The PGA of America hosts a special guest from Egypt

PGA mentors Hayam Essam
Photo: Courtesy The PGA of America
The PGA of America's Sandy Cross (left) and Christine Garrity (center) helped host and mentor Egypt's Hayam Essam.
By
Pam Sherman, The PGA of America
From PGALinks.com

Series: PGA Feature

Published: Friday, November 01, 2013 | 10:18 a.m.

For three weeks in September and October, The PGA of America hosted one of the 16 women from around the world who participated in the U.S. Department of State and espnW Global Sports Mentoring Program. Now in its second year, this program supports the United States global commitment toward advancing the rights and participation of women and girls globally, using sports as a vehicle towards greater opportunity and inclusion.

Christine Garrity, chief administrative officer & general counsel, and Sandy Cross, director of women's & new market initiatives for The PGA, served as mentors to Hayam Essam of Egypt. They provided Essam with valuable skills, experience, and access to networks that can lead to future opportunities back in her home community. The mentors also helped construct a strategic action plan with Essam, in an effort to create additional sports opportunities for underserved women and girls in Egypt.

Essam, 32, has played basketball at the highest levels in Egypt, representing both her university and the national team. A former captain of Egypt's Shooting Club premier women's team, Essem is currently supervising two women's basketball teams in her home country and is the only female serving on the governing basketball committee.

Through this program, Essam is looking to provide opportunities for girls and women to become leaders in the predominately male sports environment in Egypt. While her initial focus will utilize basketball to provide life and social skills for girls ages 9-11, Essam hopes to expand her efforts to eventually include other sports.
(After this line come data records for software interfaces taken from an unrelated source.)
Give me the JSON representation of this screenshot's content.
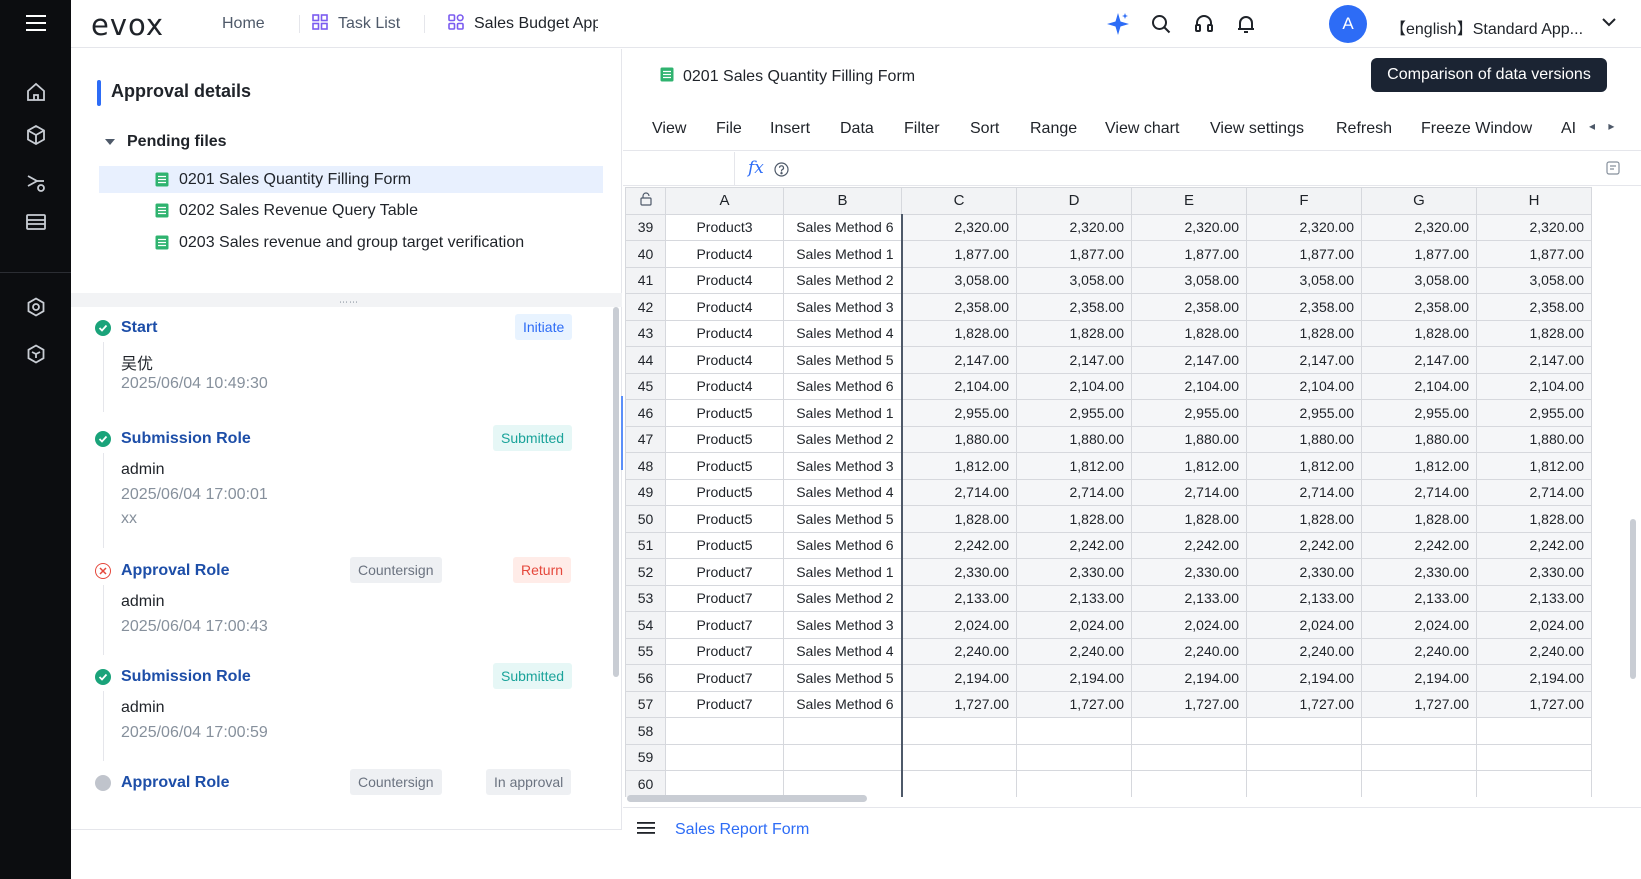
{
  "app": {
    "logo": "evox",
    "nav": {
      "home": "Home",
      "task_list": "Task List",
      "current_tab": "Sales Budget Approv"
    },
    "user": {
      "avatar_letter": "A",
      "name": "【english】Standard App..."
    }
  },
  "left": {
    "title": "Approval details",
    "pending_label": "Pending files",
    "files": [
      "0201 Sales Quantity Filling Form",
      "0202 Sales Revenue Query Table",
      "0203 Sales revenue and group target verification"
    ],
    "steps": [
      {
        "role": "Start",
        "person": "吴优",
        "time": "2025/06/04 10:49:30",
        "note": "",
        "type_tag": "",
        "status": "Initiate",
        "state": "done"
      },
      {
        "role": "Submission Role",
        "person": "admin",
        "time": "2025/06/04 17:00:01",
        "note": "xx",
        "type_tag": "",
        "status": "Submitted",
        "state": "done"
      },
      {
        "role": "Approval Role",
        "person": "admin",
        "time": "2025/06/04 17:00:43",
        "note": "",
        "type_tag": "Countersign",
        "status": "Return",
        "state": "rejected"
      },
      {
        "role": "Submission Role",
        "person": "admin",
        "time": "2025/06/04 17:00:59",
        "note": "",
        "type_tag": "",
        "status": "Submitted",
        "state": "done"
      },
      {
        "role": "Approval Role",
        "person": "",
        "time": "",
        "note": "",
        "type_tag": "Countersign",
        "status": "In approval",
        "state": "pending"
      }
    ]
  },
  "sheet": {
    "title": "0201 Sales Quantity Filling Form",
    "compare_button": "Comparison of data versions",
    "menu": [
      "View",
      "File",
      "Insert",
      "Data",
      "Filter",
      "Sort",
      "Range",
      "View chart",
      "View settings",
      "Refresh",
      "Freeze Window",
      "AI"
    ],
    "columns": [
      "A",
      "B",
      "C",
      "D",
      "E",
      "F",
      "G",
      "H"
    ],
    "rows": [
      {
        "n": "39",
        "a": "Product3",
        "b": "Sales Method 6",
        "v": "2,320.00"
      },
      {
        "n": "40",
        "a": "Product4",
        "b": "Sales Method 1",
        "v": "1,877.00"
      },
      {
        "n": "41",
        "a": "Product4",
        "b": "Sales Method 2",
        "v": "3,058.00"
      },
      {
        "n": "42",
        "a": "Product4",
        "b": "Sales Method 3",
        "v": "2,358.00"
      },
      {
        "n": "43",
        "a": "Product4",
        "b": "Sales Method 4",
        "v": "1,828.00"
      },
      {
        "n": "44",
        "a": "Product4",
        "b": "Sales Method 5",
        "v": "2,147.00"
      },
      {
        "n": "45",
        "a": "Product4",
        "b": "Sales Method 6",
        "v": "2,104.00"
      },
      {
        "n": "46",
        "a": "Product5",
        "b": "Sales Method 1",
        "v": "2,955.00"
      },
      {
        "n": "47",
        "a": "Product5",
        "b": "Sales Method 2",
        "v": "1,880.00"
      },
      {
        "n": "48",
        "a": "Product5",
        "b": "Sales Method 3",
        "v": "1,812.00"
      },
      {
        "n": "49",
        "a": "Product5",
        "b": "Sales Method 4",
        "v": "2,714.00"
      },
      {
        "n": "50",
        "a": "Product5",
        "b": "Sales Method 5",
        "v": "1,828.00"
      },
      {
        "n": "51",
        "a": "Product5",
        "b": "Sales Method 6",
        "v": "2,242.00"
      },
      {
        "n": "52",
        "a": "Product7",
        "b": "Sales Method 1",
        "v": "2,330.00"
      },
      {
        "n": "53",
        "a": "Product7",
        "b": "Sales Method 2",
        "v": "2,133.00"
      },
      {
        "n": "54",
        "a": "Product7",
        "b": "Sales Method 3",
        "v": "2,024.00"
      },
      {
        "n": "55",
        "a": "Product7",
        "b": "Sales Method 4",
        "v": "2,240.00"
      },
      {
        "n": "56",
        "a": "Product7",
        "b": "Sales Method 5",
        "v": "2,194.00"
      },
      {
        "n": "57",
        "a": "Product7",
        "b": "Sales Method 6",
        "v": "1,727.00"
      },
      {
        "n": "58",
        "a": "",
        "b": "",
        "v": ""
      },
      {
        "n": "59",
        "a": "",
        "b": "",
        "v": ""
      },
      {
        "n": "60",
        "a": "",
        "b": "",
        "v": ""
      }
    ],
    "sheet_tab": "Sales Report Form"
  },
  "colors": {
    "accent": "#2d6cf6",
    "success": "#1aa37a",
    "danger": "#e5483c",
    "pending": "#c0c4cc"
  }
}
To help shape her action plan, Essam met with nearly every department at PGA headquarters in Palm Beach Gardens, Fla.

The U.S. Department of State and espnW Global Sports Mentoring Program is consistent with The PGA's strategic focus on making the game more inclusive for women and girls, as well as golf's increasing international relevance as the sport prepares to return to the 2016 Olympic Games.

In addition to The PGA, other entities participating in the program include: ESPN, NCAA, NHL, Proctor & Gamble, United States Olympic Committee and WNBA.

PGALinks.com sat with Essam at the end of her stay to talk about her first visit to the United States and her participation in the Global Sports Mentoring Program ...

Q: Why did you want to become involved in the Program?

The Global Sports Mentoring Program provided a unique opportunity for me to help underserved girls in Egypt. There is definitely a need in my country to help young girls learn life and social skills in a stable, secure, supervised environment, something that would not have been possible two short years ago.

Q: How long was the process; what did you have to do to be accepted in the program?

I found out about this program through a friend in March 2013, and submitted my application about an hour before the deadline. I went through interviews at the U.S. Embassy in Cairo and two-to-three interviews via Skype with the University of Tennessee, which coordinates the program. I found out I was accepted into the program just a few weeks before I was scheduled to come to the United States.

Q: What did you know about golf prior to your visit? Where you assigned to The PGA?

I had no prior golf experience, but based on the program I want to establish in Egypt, The PGA was the perfect fit for me. I was able to take a golf lesson while in South Florida and enjoyed it more than I thought I would. I've already talked to friends back home about taking lessons and playing golf when we can.

Q: You arrived in Washington, D.C., a week prior to coming to The PGA. Tell us what that was like?

It was my first experience in the United States, so I was pretty nervous. I didn't really know what to expect. I was able to meet the other woman in the program and learn a little of their goals.

Q: Having been in the United States for a month now, what are your impressions?

I am so impressed with the willingness of the staff at The PGA to share their knowledge. Everyone was so helpful and friendly, and I can tell everyone has a passion for what they do just by the way they speak about The PGA. I have made life-long friends and will be very sad to leave.

Q: Did you try anything new while in South Florida?

Oysters. Nobody thought I would try this and it wasn't until I posted a picture on Facebook did they believe me. I also tried paddle boarding for the first time; at home, we have "sand boarding" which is just like snowboarding except on sand!

Q: Tell us about your typical day at The PGA ...

I was able to participate in several meetings each day, listening to many PGA staff members as they talk about their programs and initiatives. I would also work on the strategic plan I'm developing for my program, and talk to people about how to implement it.

Q: You spent a day at The First Tee in St. Augustine, Fla. Why did you go there and what did you learn?

I was able to spend several hours at The First Tee, meeting with a number of people. Their program is a perfect model for me, as they look to empowers youngsters through sports by teaching them life and social skills in a stable, secure, supervised environment.

Q: How do you believe your experience at The PGA of America can assist you with your goals back home?

For me, it was a life-changing experience, both personal and for my career. Meeting new people and trying new things have given me added confidence to go back to Egypt and begin to implement my program. I now realize there are people out there who can help and who care about what I want to do in my country. By playing sports, you learn a lot about what can help you in life.